#### PROVIDED ENTRIES ####

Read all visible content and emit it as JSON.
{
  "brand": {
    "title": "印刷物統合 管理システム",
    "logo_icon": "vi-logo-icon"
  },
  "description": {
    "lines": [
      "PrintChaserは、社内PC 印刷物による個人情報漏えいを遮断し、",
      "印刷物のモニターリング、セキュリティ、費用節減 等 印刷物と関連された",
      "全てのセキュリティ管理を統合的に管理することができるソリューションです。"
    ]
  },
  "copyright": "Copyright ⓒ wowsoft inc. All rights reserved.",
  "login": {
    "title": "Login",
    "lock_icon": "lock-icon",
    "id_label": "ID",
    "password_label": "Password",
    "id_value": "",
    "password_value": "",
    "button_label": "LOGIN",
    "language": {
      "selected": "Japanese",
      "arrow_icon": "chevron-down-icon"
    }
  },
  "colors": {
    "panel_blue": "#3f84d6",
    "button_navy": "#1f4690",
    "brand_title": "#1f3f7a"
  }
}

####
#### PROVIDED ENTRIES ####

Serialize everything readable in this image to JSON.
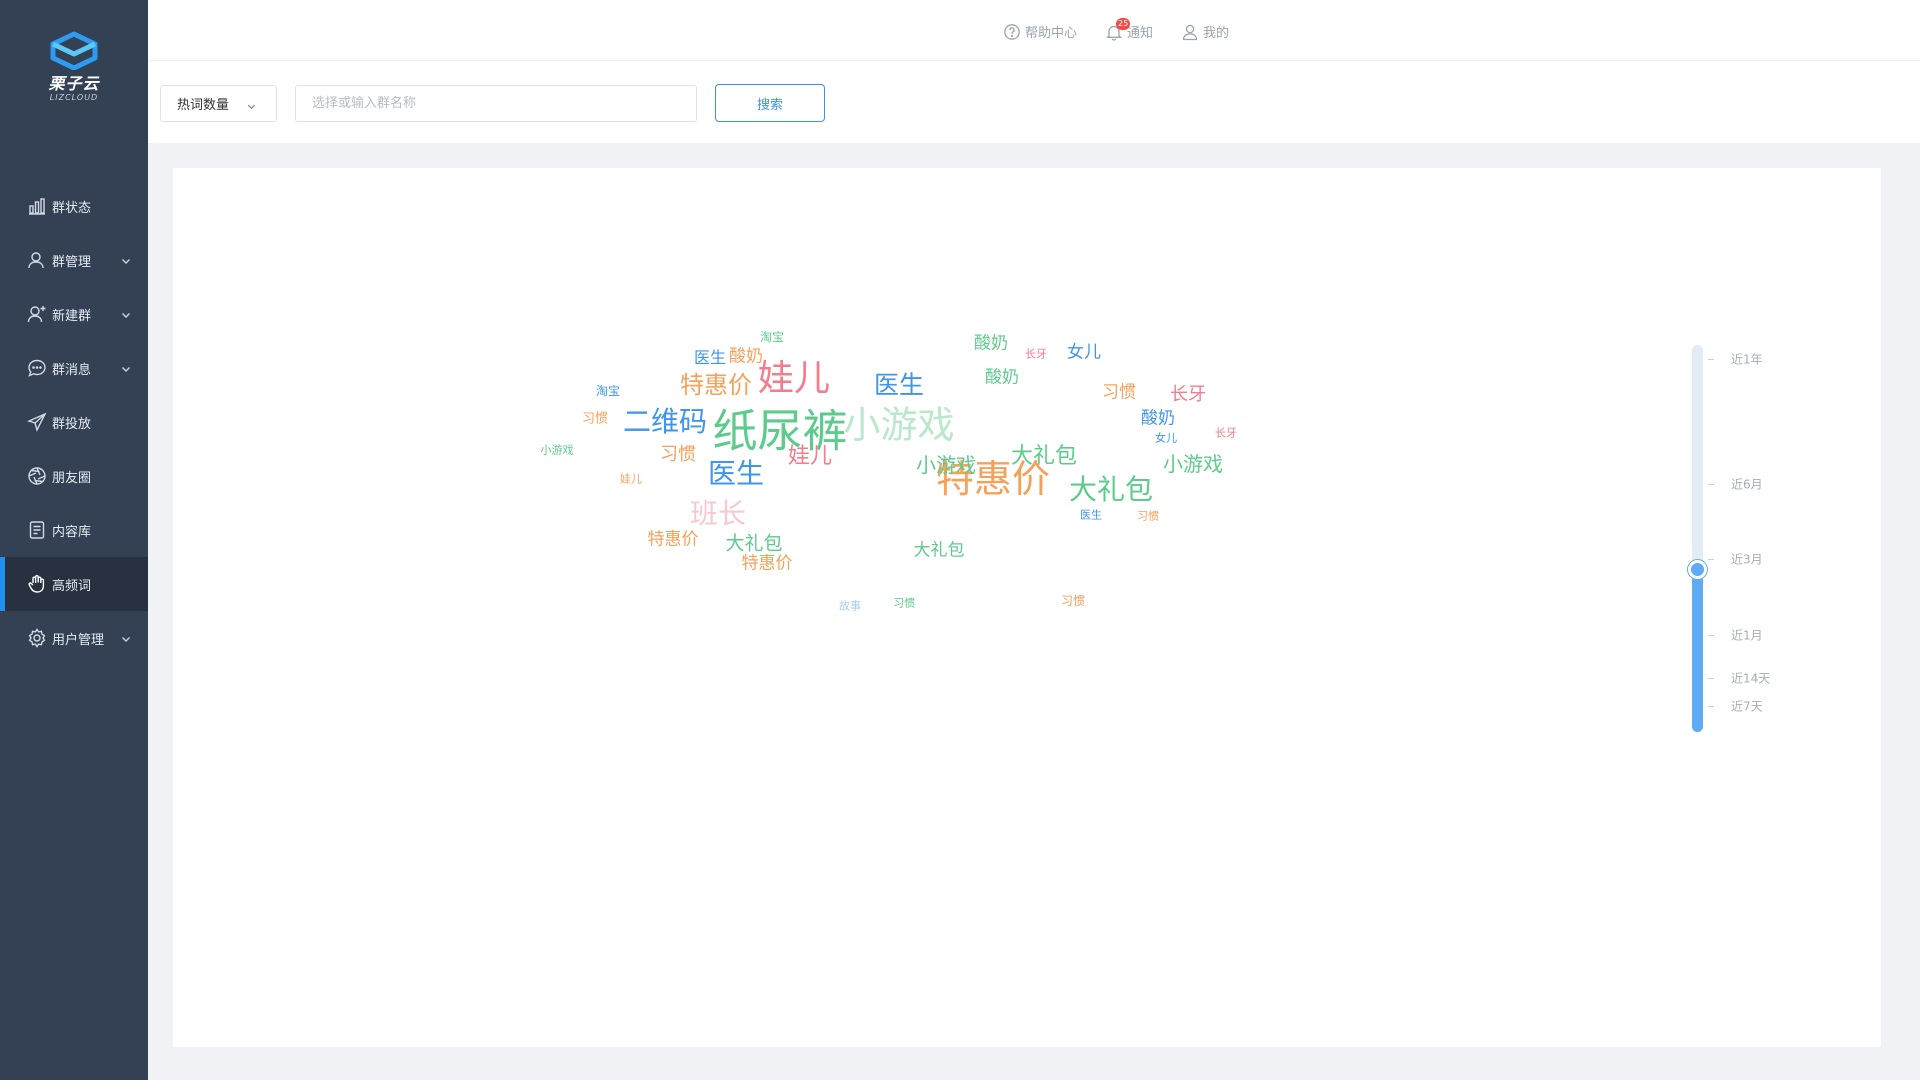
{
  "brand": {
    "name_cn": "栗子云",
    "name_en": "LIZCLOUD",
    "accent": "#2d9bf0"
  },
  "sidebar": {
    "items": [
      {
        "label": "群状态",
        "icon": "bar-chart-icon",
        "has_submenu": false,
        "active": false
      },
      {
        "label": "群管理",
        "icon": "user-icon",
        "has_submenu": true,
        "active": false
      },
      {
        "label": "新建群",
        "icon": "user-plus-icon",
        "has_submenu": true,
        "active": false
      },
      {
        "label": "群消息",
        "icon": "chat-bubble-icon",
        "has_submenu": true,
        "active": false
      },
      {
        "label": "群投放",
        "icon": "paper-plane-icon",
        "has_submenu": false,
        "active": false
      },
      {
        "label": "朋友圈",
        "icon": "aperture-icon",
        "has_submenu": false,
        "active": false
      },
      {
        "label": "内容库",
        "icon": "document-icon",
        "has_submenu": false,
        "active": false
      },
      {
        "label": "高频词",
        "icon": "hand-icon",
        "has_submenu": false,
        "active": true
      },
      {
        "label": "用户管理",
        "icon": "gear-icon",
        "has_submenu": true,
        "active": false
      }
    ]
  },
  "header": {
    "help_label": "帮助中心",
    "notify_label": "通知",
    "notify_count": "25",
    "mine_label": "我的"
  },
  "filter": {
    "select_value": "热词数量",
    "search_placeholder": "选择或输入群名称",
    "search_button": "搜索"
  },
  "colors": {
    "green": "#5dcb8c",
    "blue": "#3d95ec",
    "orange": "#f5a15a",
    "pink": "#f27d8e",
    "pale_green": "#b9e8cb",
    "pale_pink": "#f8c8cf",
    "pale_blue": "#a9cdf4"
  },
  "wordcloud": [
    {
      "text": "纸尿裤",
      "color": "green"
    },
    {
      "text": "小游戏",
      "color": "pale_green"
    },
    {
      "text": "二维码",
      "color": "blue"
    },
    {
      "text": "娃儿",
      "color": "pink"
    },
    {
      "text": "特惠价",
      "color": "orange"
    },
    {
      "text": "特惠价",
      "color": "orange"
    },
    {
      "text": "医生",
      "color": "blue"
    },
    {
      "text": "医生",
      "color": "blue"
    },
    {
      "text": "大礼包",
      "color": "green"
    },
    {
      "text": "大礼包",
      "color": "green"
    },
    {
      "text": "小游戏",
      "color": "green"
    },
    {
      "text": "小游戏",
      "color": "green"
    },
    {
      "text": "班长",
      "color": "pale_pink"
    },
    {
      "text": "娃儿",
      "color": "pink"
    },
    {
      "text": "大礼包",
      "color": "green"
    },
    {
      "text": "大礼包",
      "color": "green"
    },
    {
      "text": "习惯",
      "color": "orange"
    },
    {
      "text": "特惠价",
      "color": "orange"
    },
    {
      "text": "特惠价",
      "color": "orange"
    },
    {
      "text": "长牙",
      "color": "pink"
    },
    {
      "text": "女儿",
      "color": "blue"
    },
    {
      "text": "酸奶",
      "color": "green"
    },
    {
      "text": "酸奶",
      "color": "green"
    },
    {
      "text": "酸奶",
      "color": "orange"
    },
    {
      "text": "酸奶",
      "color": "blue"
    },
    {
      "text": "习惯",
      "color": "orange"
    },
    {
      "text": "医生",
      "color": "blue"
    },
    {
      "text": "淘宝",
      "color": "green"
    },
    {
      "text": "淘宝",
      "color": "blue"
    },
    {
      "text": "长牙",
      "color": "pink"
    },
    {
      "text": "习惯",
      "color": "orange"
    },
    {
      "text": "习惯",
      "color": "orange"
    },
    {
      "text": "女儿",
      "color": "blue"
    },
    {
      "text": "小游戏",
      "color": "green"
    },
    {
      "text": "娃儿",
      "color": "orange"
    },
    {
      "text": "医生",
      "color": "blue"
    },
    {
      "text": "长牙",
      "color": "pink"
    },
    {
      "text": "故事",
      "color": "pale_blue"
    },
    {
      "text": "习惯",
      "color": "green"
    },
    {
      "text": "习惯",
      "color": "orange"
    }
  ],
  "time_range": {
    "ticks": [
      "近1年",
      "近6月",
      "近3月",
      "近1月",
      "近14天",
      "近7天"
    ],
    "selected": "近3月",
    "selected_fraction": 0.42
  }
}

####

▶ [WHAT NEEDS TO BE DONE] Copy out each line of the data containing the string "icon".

▶ [TASK RESULT]
    "logo_icon": "vi-logo-icon"
    "lock_icon": "lock-icon",
      "arrow_icon": "chevron-down-icon"
        "icon": "bar-chart-icon",
        "icon": "user-icon",
        "icon": "user-plus-icon",
        "icon": "chat-bubble-icon",
        "icon": "paper-plane-icon",
        "icon": "aperture-icon",
        "icon": "document-icon",
        "icon": "hand-icon",
        "icon": "gear-icon",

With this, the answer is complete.